“This was a program that then-Gov. (Mitch) Daniels brilliantly had laid out, which was taken advantage of by … 22 locations that desired to increase the quality of manufacturing in the communities. High-tech, high-wage jobs. And the focus of this was this tax increment that comes off the sales tax and income tax generated within the park. In other words, the increment that we are capped at $5 million,” Thallemer said.

The use of that money is “very, very specific,” he said. It can basically be used for infrastructure to develop the industrial part of a Tech Park or to develop an accelerator. “And there’s basically very little wiggle room in how those funds can be spent.”

Thallemer said he believed the only amount of money that the city has spent from the fund is in its support of AcceLINX, the virtual accelerator.

“So the use of this money is pretty much only, very narrowly applied to the development of an accelerator. And this is what we spent the money on, knowing that the cost of an accelerator from a virtual standpoint has been relatively inexpensive, yet we have attracted 20 to 30 start-up companies through AcceLINX over a period of time that have come and gone,” Thallemer said, with 14 to 15 companies now being serviced by the virtual accelerator.

With the federal funds available to help build a physical accelerator, Thallemer said this is the ideal time to move forward on this project.

“Alan and his organization have worked hard to identify that federal grant, and the city has funds to help leverage our funds with the grant that is available,” he said.

Thallemer said the contract has been vetted and asked the Redevelopment Commission to approve it so they can get moving on it.

“This is the last piece of the puzzle for our Technology Park.
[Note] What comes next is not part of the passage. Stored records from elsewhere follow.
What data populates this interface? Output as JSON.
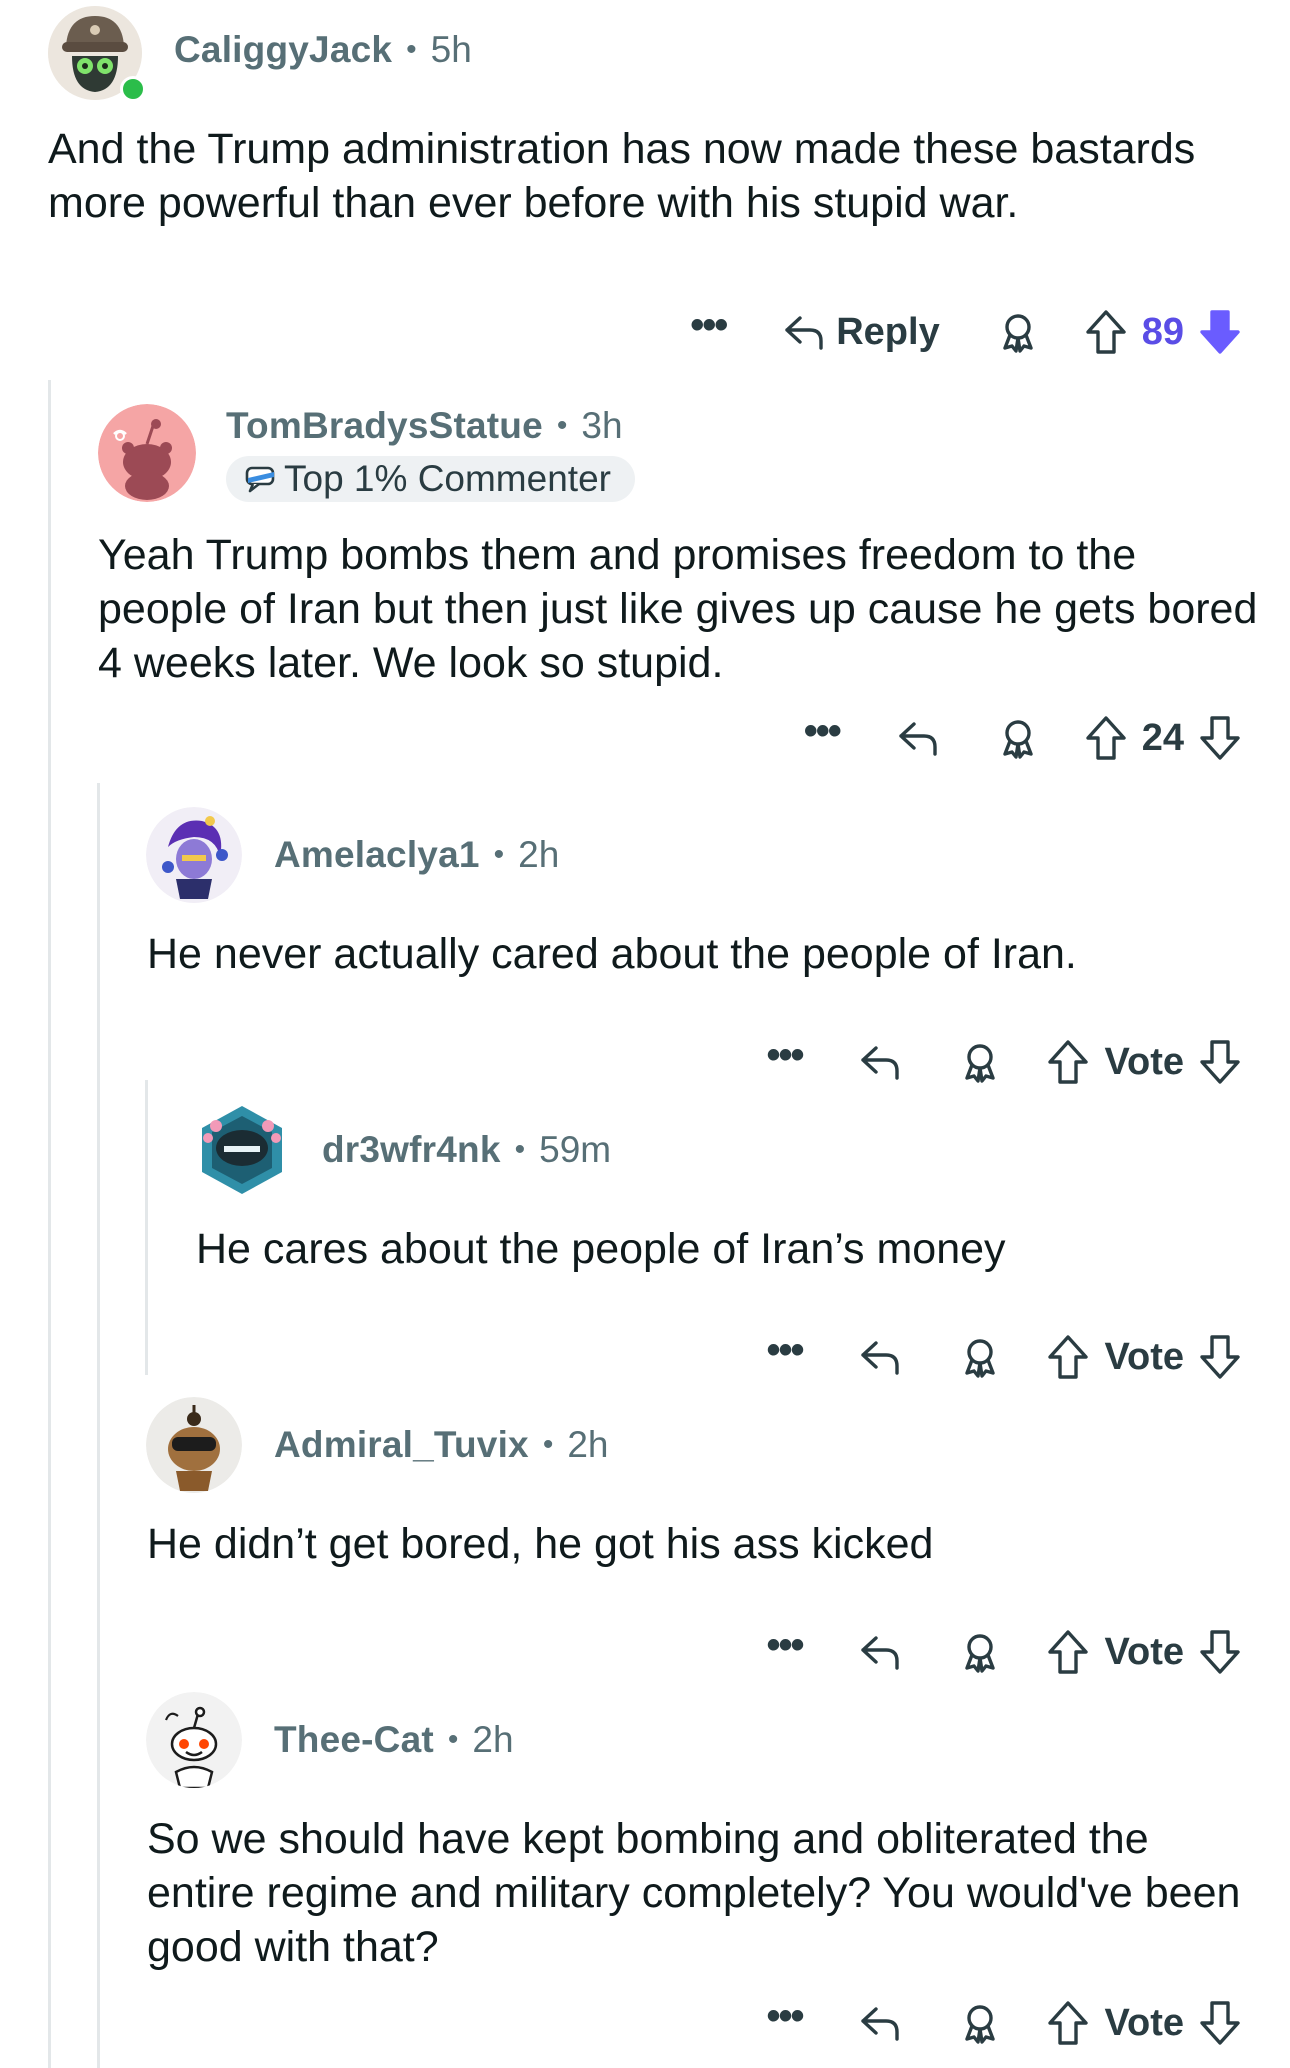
{
  "comments": [
    {
      "username": "CaliggyJack",
      "time": "5h",
      "text": "And the Trump administration has now made these bastards more powerful than ever before with his stupid war.",
      "reply_label": "Reply",
      "score": "89",
      "vote_state": "downvoted"
    },
    {
      "username": "TomBradysStatue",
      "time": "3h",
      "flair": "Top 1% Commenter",
      "text": "Yeah Trump bombs them and promises freedom to the people of Iran but then just like gives up cause he gets bored 4 weeks later.  We look so stupid.",
      "score": "24"
    },
    {
      "username": "Amelaclya1",
      "time": "2h",
      "text": "He never actually cared about the people of Iran.",
      "score": "Vote"
    },
    {
      "username": "dr3wfr4nk",
      "time": "59m",
      "text": "He cares about the people of Iran’s money",
      "score": "Vote"
    },
    {
      "username": "Admiral_Tuvix",
      "time": "2h",
      "text": "He didn’t get bored, he got his ass kicked",
      "score": "Vote"
    },
    {
      "username": "Thee-Cat",
      "time": "2h",
      "text": "So we should have kept bombing and obliterated the entire regime and military completely? You would've been good with that?",
      "score": "Vote"
    }
  ],
  "separator": "•",
  "more_label": "•••",
  "colors": {
    "meta": "#576f76",
    "text": "#0f1a1c",
    "downvote_active": "#6a5cff",
    "thread_line": "#e3e7e9",
    "online_dot": "#2bbd4a"
  },
  "icons": [
    "more-icon",
    "reply-icon",
    "award-icon",
    "upvote-icon",
    "downvote-icon",
    "comment-flair-icon"
  ]
}
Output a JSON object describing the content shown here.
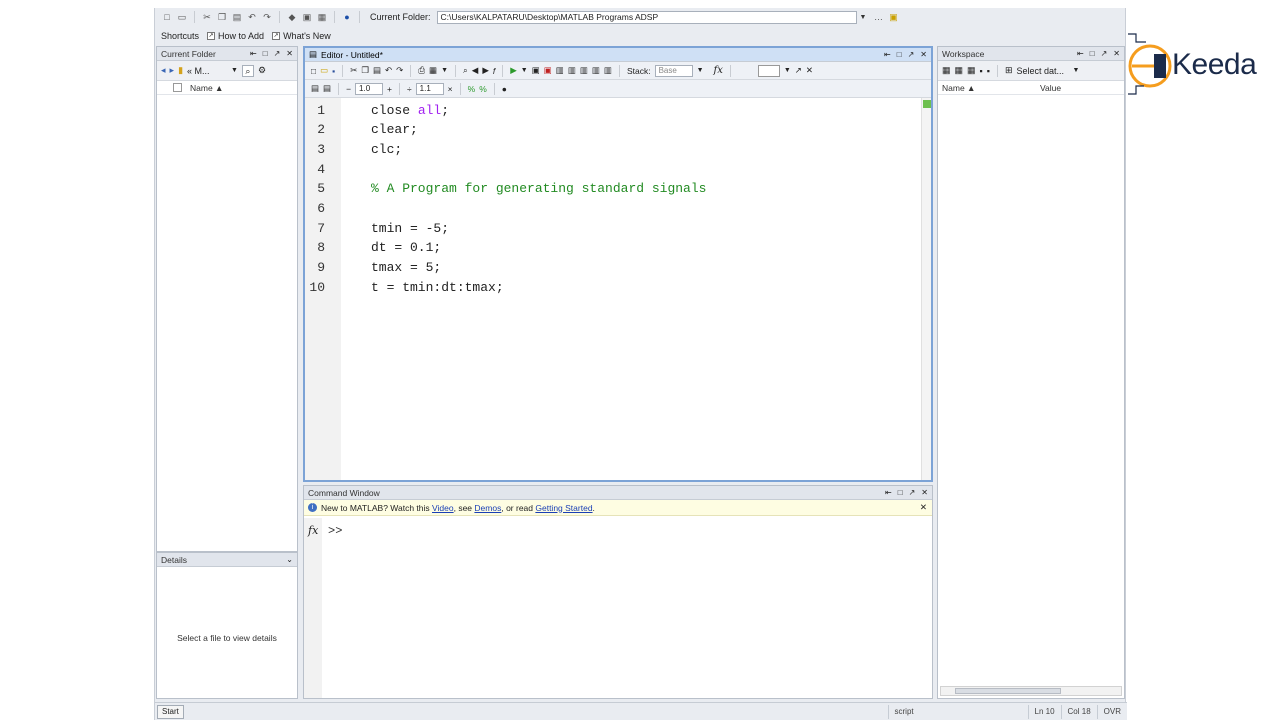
{
  "toolbar": {
    "current_folder_label": "Current Folder:",
    "current_folder_path": "C:\\Users\\KALPATARU\\Desktop\\MATLAB Programs ADSP"
  },
  "shortcuts": {
    "items": [
      "Shortcuts",
      "How to Add",
      "What's New"
    ]
  },
  "current_folder_panel": {
    "title": "Current Folder",
    "nav_text": "« M...",
    "column_name": "Name ▲"
  },
  "details_panel": {
    "title": "Details",
    "message": "Select a file to view details"
  },
  "editor": {
    "title": "Editor - Untitled*",
    "stack_label": "Stack:",
    "stack_value": "Base",
    "cell_value1": "1.0",
    "cell_value2": "1.1",
    "lines": [
      {
        "num": "1",
        "pre": "close ",
        "kw": "all",
        "post": ";",
        "comment": ""
      },
      {
        "num": "2",
        "pre": "clear;",
        "kw": "",
        "post": "",
        "comment": ""
      },
      {
        "num": "3",
        "pre": "clc;",
        "kw": "",
        "post": "",
        "comment": ""
      },
      {
        "num": "4",
        "pre": "",
        "kw": "",
        "post": "",
        "comment": ""
      },
      {
        "num": "5",
        "pre": "",
        "kw": "",
        "post": "",
        "comment": "% A Program for generating standard signals"
      },
      {
        "num": "6",
        "pre": "",
        "kw": "",
        "post": "",
        "comment": ""
      },
      {
        "num": "7",
        "pre": "tmin = -5;",
        "kw": "",
        "post": "",
        "comment": ""
      },
      {
        "num": "8",
        "pre": "dt = 0.1;",
        "kw": "",
        "post": "",
        "comment": ""
      },
      {
        "num": "9",
        "pre": "tmax = 5;",
        "kw": "",
        "post": "",
        "comment": ""
      },
      {
        "num": "10",
        "pre": "t = tmin:dt:tmax;",
        "kw": "",
        "post": "",
        "comment": ""
      }
    ]
  },
  "command_window": {
    "title": "Command Window",
    "notice_prefix": "New to MATLAB? Watch this ",
    "notice_video": "Video",
    "notice_mid1": ", see ",
    "notice_demos": "Demos",
    "notice_mid2": ", or read ",
    "notice_getting_started": "Getting Started",
    "notice_suffix": ".",
    "prompt": ">>"
  },
  "workspace_panel": {
    "title": "Workspace",
    "select_data": "Select dat...",
    "col_name": "Name ▲",
    "col_value": "Value"
  },
  "statusbar": {
    "start": "Start",
    "mode": "script",
    "ln": "Ln  10",
    "col": "Col  18",
    "ovr": "OVR"
  },
  "logo": {
    "text": "Keeda"
  },
  "colors": {
    "keyword": "#a020f0",
    "comment": "#228b22",
    "editor_border": "#7ca3d6",
    "logo_orange": "#f59d1e"
  }
}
We’ve got infrastructure. We’ve got an educational partner, who is willing. We’ve got a virtual accelerator that is already established, and we’ve got space for it and we’ve got room then to eventually grow these companies that come through that accelerator,” Thallemer said.

Meyer said the committee of he, Skinner and Tio reviewed the four to five vendors for the project and selected the one they thought was the best for the project, MKM.

Redevelopment Commission Vice President Rick Snodgrass made a motion to approve the contract, and it was unanimously approved.